- **Given data**:

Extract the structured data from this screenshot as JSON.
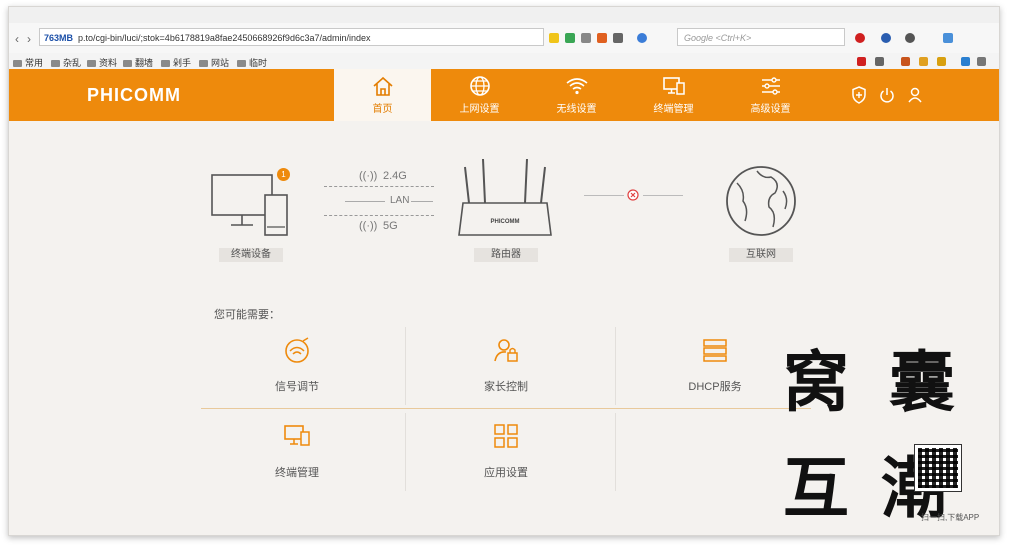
{
  "browser": {
    "memory": "763MB",
    "url": "p.to/cgi-bin/luci/;stok=4b6178819a8fae2450668926f9d6c3a7/admin/index",
    "search_placeholder": "Google <Ctrl+K>",
    "bookmarks": [
      "常用",
      "杂乱",
      "资料",
      "翻墙",
      "剁手",
      "网站",
      "临时"
    ]
  },
  "router": {
    "brand": "PHICOMM",
    "nav": [
      {
        "label": "首页",
        "icon": "home-icon",
        "active": true
      },
      {
        "label": "上网设置",
        "icon": "globe-icon",
        "active": false
      },
      {
        "label": "无线设置",
        "icon": "wifi-icon",
        "active": false
      },
      {
        "label": "终端管理",
        "icon": "devices-icon",
        "active": false
      },
      {
        "label": "高级设置",
        "icon": "sliders-icon",
        "active": false
      }
    ],
    "header_icons": [
      "shield-icon",
      "power-icon",
      "user-icon"
    ],
    "accent": "#ee8a0c"
  },
  "topology": {
    "device_label": "终端设备",
    "device_badge": "1",
    "band_24": "2.4G",
    "lan": "LAN",
    "band_5": "5G",
    "router_label": "路由器",
    "router_brand": "PHICOMM",
    "internet_label": "互联网",
    "internet_status": "disconnected"
  },
  "services": {
    "heading": "您可能需要：",
    "items": [
      {
        "label": "信号调节",
        "icon": "signal-tune-icon"
      },
      {
        "label": "家长控制",
        "icon": "parental-control-icon"
      },
      {
        "label": "DHCP服务",
        "icon": "dhcp-server-icon"
      },
      {
        "label": "终端管理",
        "icon": "devices-icon"
      },
      {
        "label": "应用设置",
        "icon": "apps-grid-icon"
      }
    ]
  },
  "watermark": {
    "chars": [
      "窝",
      "囊",
      "互",
      "潮"
    ],
    "qr_caption": "扫一扫,下载APP"
  }
}
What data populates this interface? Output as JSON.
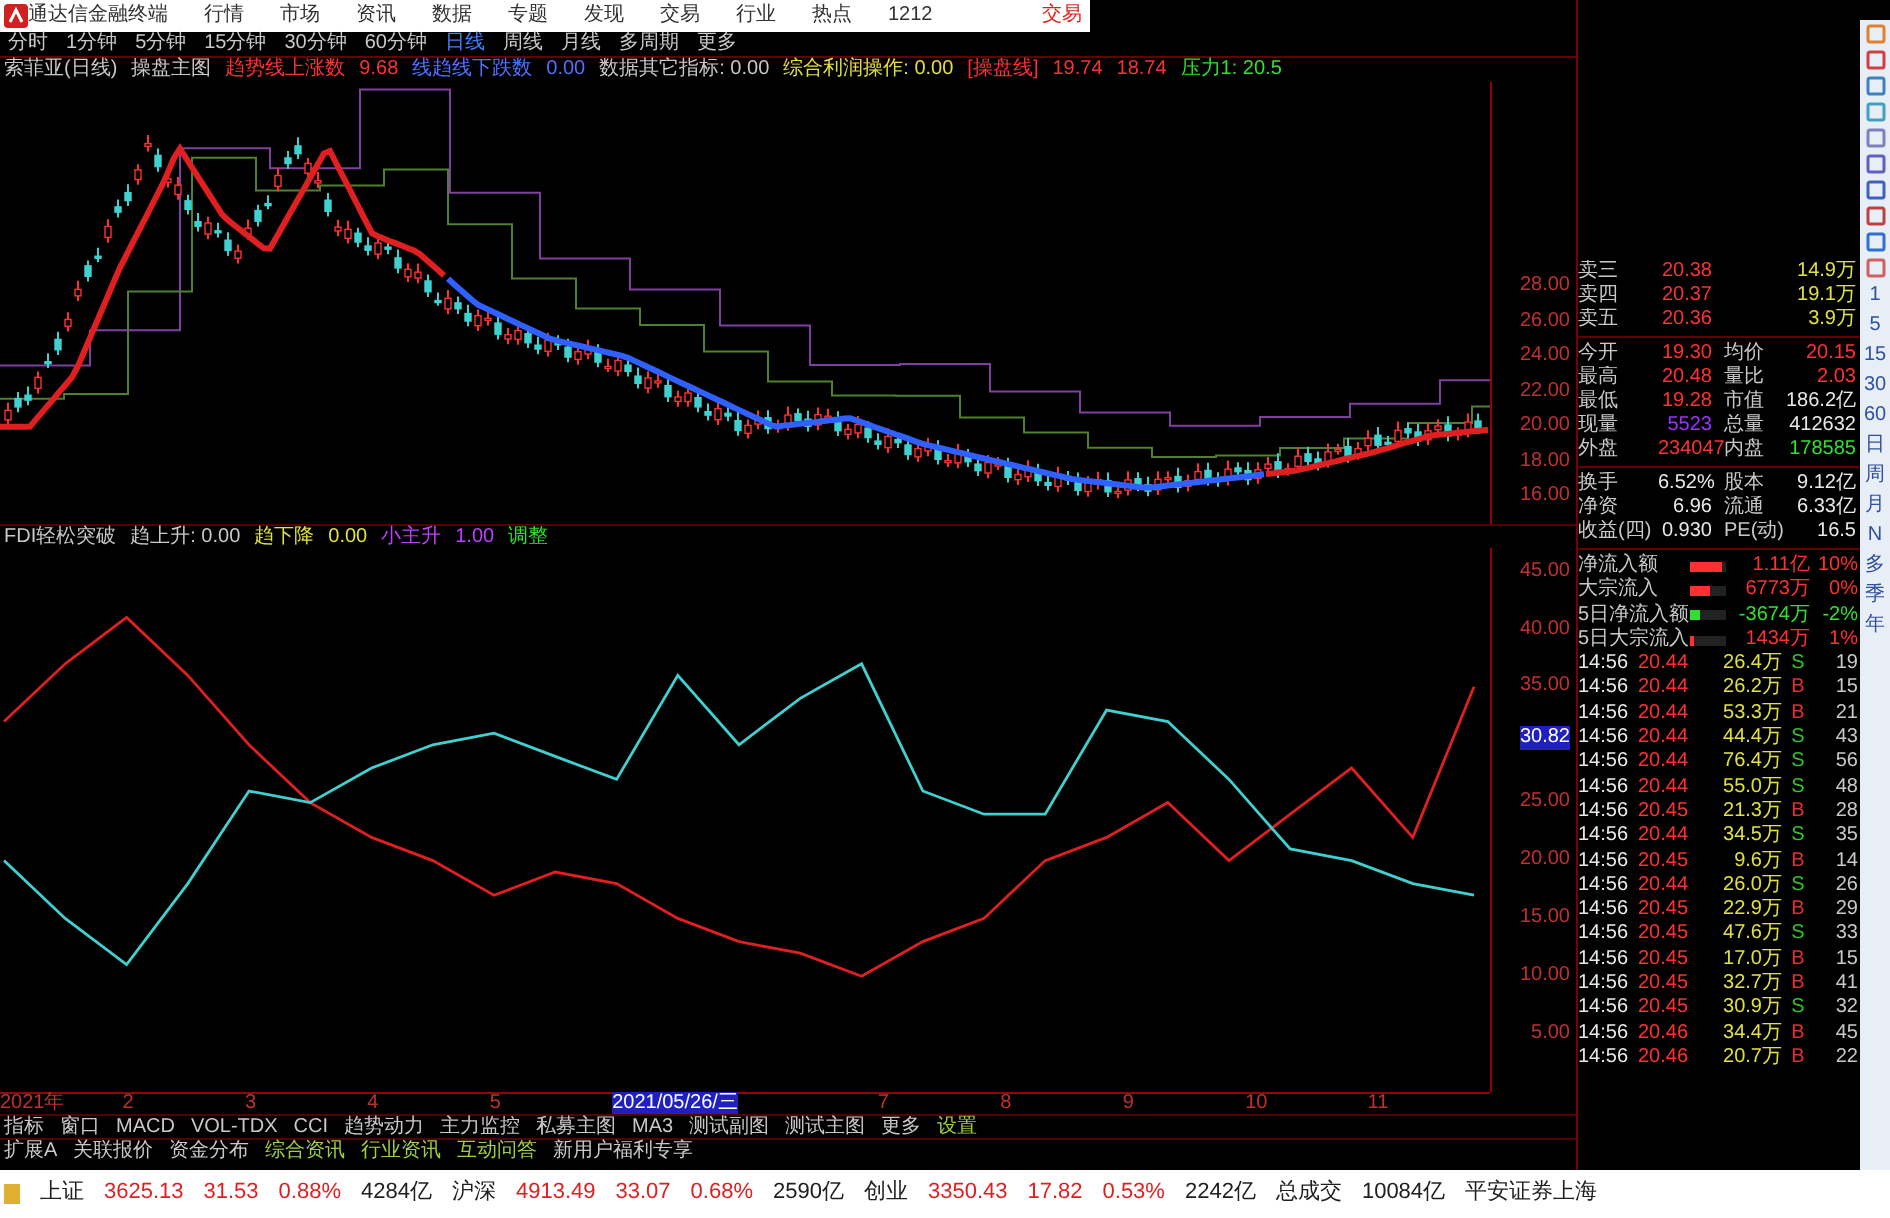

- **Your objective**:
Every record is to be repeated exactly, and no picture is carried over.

- **Result below**:
Extract the structured data from this screenshot as JSON.
{
  "browser": {
    "memory": "763MB",
    "url": "p.to/cgi-bin/luci/;stok=4b6178819a8fae2450668926f9d6c3a7/admin/index",
    "search_placeholder": "Google <Ctrl+K>",
    "bookmarks": [
      "常用",
      "杂乱",
      "资料",
      "翻墙",
      "剁手",
      "网站",
      "临时"
    ]
  },
  "router": {
    "brand": "PHICOMM",
    "nav": [
      {
        "label": "首页",
        "icon": "home-icon",
        "active": true
      },
      {
        "label": "上网设置",
        "icon": "globe-icon",
        "active": false
      },
      {
        "label": "无线设置",
        "icon": "wifi-icon",
        "active": false
      },
      {
        "label": "终端管理",
        "icon": "devices-icon",
        "active": false
      },
      {
        "label": "高级设置",
        "icon": "sliders-icon",
        "active": false
      }
    ],
    "header_icons": [
      "shield-icon",
      "power-icon",
      "user-icon"
    ],
    "accent": "#ee8a0c"
  },
  "topology": {
    "device_label": "终端设备",
    "device_badge": "1",
    "band_24": "2.4G",
    "lan": "LAN",
    "band_5": "5G",
    "router_label": "路由器",
    "router_brand": "PHICOMM",
    "internet_label": "互联网",
    "internet_status": "disconnected"
  },
  "services": {
    "heading": "您可能需要：",
    "items": [
      {
        "label": "信号调节",
        "icon": "signal-tune-icon"
      },
      {
        "label": "家长控制",
        "icon": "parental-control-icon"
      },
      {
        "label": "DHCP服务",
        "icon": "dhcp-server-icon"
      },
      {
        "label": "终端管理",
        "icon": "devices-icon"
      },
      {
        "label": "应用设置",
        "icon": "apps-grid-icon"
      }
    ]
  },
  "watermark": {
    "chars": [
      "窝",
      "囊",
      "互",
      "潮"
    ],
    "qr_caption": "扫一扫,下载APP"
  }
}
What data populates this interface? Output as JSON.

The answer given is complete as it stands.